Aim of the exercise
Every record must appear in the answer exactly as it stands.
=== Begin Enclosure ===
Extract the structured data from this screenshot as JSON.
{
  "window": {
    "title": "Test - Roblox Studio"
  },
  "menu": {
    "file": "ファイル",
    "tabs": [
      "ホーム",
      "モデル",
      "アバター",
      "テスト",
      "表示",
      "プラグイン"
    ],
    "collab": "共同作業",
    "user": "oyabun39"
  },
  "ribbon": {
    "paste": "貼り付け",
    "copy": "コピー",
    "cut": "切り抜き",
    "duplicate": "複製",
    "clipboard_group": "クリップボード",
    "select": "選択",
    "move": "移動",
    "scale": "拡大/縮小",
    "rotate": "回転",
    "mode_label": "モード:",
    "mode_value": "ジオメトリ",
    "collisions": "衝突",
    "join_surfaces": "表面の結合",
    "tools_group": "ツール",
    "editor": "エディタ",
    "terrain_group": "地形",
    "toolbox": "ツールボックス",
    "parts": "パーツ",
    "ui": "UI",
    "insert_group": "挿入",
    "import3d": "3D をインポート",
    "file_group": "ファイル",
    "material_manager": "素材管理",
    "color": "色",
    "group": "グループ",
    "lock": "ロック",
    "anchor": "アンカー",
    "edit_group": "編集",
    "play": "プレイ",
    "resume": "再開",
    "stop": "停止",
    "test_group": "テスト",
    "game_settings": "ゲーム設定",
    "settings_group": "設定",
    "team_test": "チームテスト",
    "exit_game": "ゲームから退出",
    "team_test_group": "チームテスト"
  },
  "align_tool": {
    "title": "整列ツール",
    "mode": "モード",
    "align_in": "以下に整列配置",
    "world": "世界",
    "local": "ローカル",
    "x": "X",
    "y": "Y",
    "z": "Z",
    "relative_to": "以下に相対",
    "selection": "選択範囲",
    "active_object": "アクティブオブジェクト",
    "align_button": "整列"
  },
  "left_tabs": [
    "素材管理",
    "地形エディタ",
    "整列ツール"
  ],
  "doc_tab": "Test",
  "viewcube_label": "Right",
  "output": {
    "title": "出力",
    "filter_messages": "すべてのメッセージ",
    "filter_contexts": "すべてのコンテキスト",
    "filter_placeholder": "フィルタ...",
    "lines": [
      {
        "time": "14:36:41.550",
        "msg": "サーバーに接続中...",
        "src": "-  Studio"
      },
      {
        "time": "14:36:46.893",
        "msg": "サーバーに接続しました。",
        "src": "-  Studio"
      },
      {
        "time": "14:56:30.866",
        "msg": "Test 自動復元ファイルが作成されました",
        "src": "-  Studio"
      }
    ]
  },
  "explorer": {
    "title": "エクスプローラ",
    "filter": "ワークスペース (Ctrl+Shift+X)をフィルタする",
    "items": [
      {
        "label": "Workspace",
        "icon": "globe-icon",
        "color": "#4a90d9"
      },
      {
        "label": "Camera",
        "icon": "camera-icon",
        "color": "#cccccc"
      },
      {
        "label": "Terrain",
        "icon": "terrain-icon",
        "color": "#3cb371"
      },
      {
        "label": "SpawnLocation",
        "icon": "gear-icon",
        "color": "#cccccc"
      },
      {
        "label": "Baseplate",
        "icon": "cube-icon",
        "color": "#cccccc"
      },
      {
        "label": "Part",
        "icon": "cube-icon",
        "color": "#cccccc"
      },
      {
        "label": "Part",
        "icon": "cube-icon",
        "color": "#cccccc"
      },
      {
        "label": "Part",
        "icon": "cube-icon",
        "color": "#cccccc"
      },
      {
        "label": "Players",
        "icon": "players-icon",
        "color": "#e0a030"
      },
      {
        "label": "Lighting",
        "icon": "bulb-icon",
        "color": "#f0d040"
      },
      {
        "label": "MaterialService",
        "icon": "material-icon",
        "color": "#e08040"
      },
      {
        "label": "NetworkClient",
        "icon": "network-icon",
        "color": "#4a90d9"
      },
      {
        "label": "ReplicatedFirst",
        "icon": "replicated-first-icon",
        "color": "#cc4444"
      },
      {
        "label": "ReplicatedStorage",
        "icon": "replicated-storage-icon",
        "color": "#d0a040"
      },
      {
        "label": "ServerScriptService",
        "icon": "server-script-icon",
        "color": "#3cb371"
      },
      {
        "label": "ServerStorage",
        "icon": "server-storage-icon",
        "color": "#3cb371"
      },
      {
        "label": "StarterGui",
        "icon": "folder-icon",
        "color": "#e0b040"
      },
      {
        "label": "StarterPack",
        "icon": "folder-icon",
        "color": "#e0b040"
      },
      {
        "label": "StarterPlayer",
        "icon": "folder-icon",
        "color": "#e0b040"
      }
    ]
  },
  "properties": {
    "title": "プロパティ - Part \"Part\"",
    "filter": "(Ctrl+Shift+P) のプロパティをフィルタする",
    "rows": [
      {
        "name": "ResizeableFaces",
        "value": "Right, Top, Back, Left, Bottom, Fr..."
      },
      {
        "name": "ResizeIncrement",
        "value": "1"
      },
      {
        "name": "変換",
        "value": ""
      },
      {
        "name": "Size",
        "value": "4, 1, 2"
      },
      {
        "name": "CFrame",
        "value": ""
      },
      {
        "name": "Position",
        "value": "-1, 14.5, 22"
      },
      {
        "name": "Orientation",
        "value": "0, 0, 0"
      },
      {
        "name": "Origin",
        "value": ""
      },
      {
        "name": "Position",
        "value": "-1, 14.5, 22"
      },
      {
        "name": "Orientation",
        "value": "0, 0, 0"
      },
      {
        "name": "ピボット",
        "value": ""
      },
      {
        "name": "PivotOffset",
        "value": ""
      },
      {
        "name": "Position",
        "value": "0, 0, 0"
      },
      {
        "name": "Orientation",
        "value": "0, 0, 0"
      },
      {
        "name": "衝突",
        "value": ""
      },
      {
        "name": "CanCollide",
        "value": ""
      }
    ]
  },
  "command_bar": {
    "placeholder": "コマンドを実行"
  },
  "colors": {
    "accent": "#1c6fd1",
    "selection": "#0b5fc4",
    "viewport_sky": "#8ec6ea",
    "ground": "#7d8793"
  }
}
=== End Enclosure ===
Reply
Extract the structured data from this screenshot as JSON.
{
  "window": {
    "title": "Test - Roblox Studio"
  },
  "menu": {
    "file": "ファイル",
    "tabs": [
      "ホーム",
      "モデル",
      "アバター",
      "テスト",
      "表示",
      "プラグイン"
    ],
    "collab": "共同作業",
    "user": "oyabun39"
  },
  "ribbon": {
    "paste": "貼り付け",
    "copy": "コピー",
    "cut": "切り抜き",
    "duplicate": "複製",
    "clipboard_group": "クリップボード",
    "select": "選択",
    "move": "移動",
    "scale": "拡大/縮小",
    "rotate": "回転",
    "mode_label": "モード:",
    "mode_value": "ジオメトリ",
    "collisions": "衝突",
    "join_surfaces": "表面の結合",
    "tools_group": "ツール",
    "editor": "エディタ",
    "terrain_group": "地形",
    "toolbox": "ツールボックス",
    "parts": "パーツ",
    "ui": "UI",
    "insert_group": "挿入",
    "import3d": "3D をインポート",
    "file_group": "ファイル",
    "material_manager": "素材管理",
    "color": "色",
    "group": "グループ",
    "lock": "ロック",
    "anchor": "アンカー",
    "edit_group": "編集",
    "play": "プレイ",
    "resume": "再開",
    "stop": "停止",
    "test_group": "テスト",
    "game_settings": "ゲーム設定",
    "settings_group": "設定",
    "team_test": "チームテスト",
    "exit_game": "ゲームから退出",
    "team_test_group": "チームテスト"
  },
  "align_tool": {
    "title": "整列ツール",
    "mode": "モード",
    "align_in": "以下に整列配置",
    "world": "世界",
    "local": "ローカル",
    "x": "X",
    "y": "Y",
    "z": "Z",
    "relative_to": "以下に相対",
    "selection": "選択範囲",
    "active_object": "アクティブオブジェクト",
    "align_button": "整列"
  },
  "left_tabs": [
    "素材管理",
    "地形エディタ",
    "整列ツール"
  ],
  "doc_tab": "Test",
  "viewcube_label": "Right",
  "output": {
    "title": "出力",
    "filter_messages": "すべてのメッセージ",
    "filter_contexts": "すべてのコンテキスト",
    "filter_placeholder": "フィルタ...",
    "lines": [
      {
        "time": "14:36:41.550",
        "msg": "サーバーに接続中...",
        "src": "-  Studio"
      },
      {
        "time": "14:36:46.893",
        "msg": "サーバーに接続しました。",
        "src": "-  Studio"
      },
      {
        "time": "14:56:30.866",
        "msg": "Test 自動復元ファイルが作成されました",
        "src": "-  Studio"
      }
    ]
  },
  "explorer": {
    "title": "エクスプローラ",
    "filter": "ワークスペース (Ctrl+Shift+X)をフィルタする",
    "items": [
      {
        "label": "Workspace",
        "icon": "globe-icon",
        "color": "#4a90d9"
      },
      {
        "label": "Camera",
        "icon": "camera-icon",
        "color": "#cccccc"
      },
      {
        "label": "Terrain",
        "icon": "terrain-icon",
        "color": "#3cb371"
      },
      {
        "label": "SpawnLocation",
        "icon": "gear-icon",
        "color": "#cccccc"
      },
      {
        "label": "Baseplate",
        "icon": "cube-icon",
        "color": "#cccccc"
      },
      {
        "label": "Part",
        "icon": "cube-icon",
        "color": "#cccccc"
      },
      {
        "label": "Part",
        "icon": "cube-icon",
        "color": "#cccccc"
      },
      {
        "label": "Part",
        "icon": "cube-icon",
        "color": "#cccccc"
      },
      {
        "label": "Players",
        "icon": "players-icon",
        "color": "#e0a030"
      },
      {
        "label": "Lighting",
        "icon": "bulb-icon",
        "color": "#f0d040"
      },
      {
        "label": "MaterialService",
        "icon": "material-icon",
        "color": "#e08040"
      },
      {
        "label": "NetworkClient",
        "icon": "network-icon",
        "color": "#4a90d9"
      },
      {
        "label": "ReplicatedFirst",
        "icon": "replicated-first-icon",
        "color": "#cc4444"
      },
      {
        "label": "ReplicatedStorage",
        "icon": "replicated-storage-icon",
        "color": "#d0a040"
      },
      {
        "label": "ServerScriptService",
        "icon": "server-script-icon",
        "color": "#3cb371"
      },
      {
        "label": "ServerStorage",
        "icon": "server-storage-icon",
        "color": "#3cb371"
      },
      {
        "label": "StarterGui",
        "icon": "folder-icon",
        "color": "#e0b040"
      },
      {
        "label": "StarterPack",
        "icon": "folder-icon",
        "color": "#e0b040"
      },
      {
        "label": "StarterPlayer",
        "icon": "folder-icon",
        "color": "#e0b040"
      }
    ]
  },
  "properties": {
    "title": "プロパティ - Part \"Part\"",
    "filter": "(Ctrl+Shift+P) のプロパティをフィルタする",
    "rows": [
      {
        "name": "ResizeableFaces",
        "value": "Right, Top, Back, Left, Bottom, Fr..."
      },
      {
        "name": "ResizeIncrement",
        "value": "1"
      },
      {
        "name": "変換",
        "value": ""
      },
      {
        "name": "Size",
        "value": "4, 1, 2"
      },
      {
        "name": "CFrame",
        "value": ""
      },
      {
        "name": "Position",
        "value": "-1, 14.5, 22"
      },
      {
        "name": "Orientation",
        "value": "0, 0, 0"
      },
      {
        "name": "Origin",
        "value": ""
      },
      {
        "name": "Position",
        "value": "-1, 14.5, 22"
      },
      {
        "name": "Orientation",
        "value": "0, 0, 0"
      },
      {
        "name": "ピボット",
        "value": ""
      },
      {
        "name": "PivotOffset",
        "value": ""
      },
      {
        "name": "Position",
        "value": "0, 0, 0"
      },
      {
        "name": "Orientation",
        "value": "0, 0, 0"
      },
      {
        "name": "衝突",
        "value": ""
      },
      {
        "name": "CanCollide",
        "value": ""
      }
    ]
  },
  "command_bar": {
    "placeholder": "コマンドを実行"
  },
  "colors": {
    "accent": "#1c6fd1",
    "selection": "#0b5fc4",
    "viewport_sky": "#8ec6ea",
    "ground": "#7d8793"
  }
}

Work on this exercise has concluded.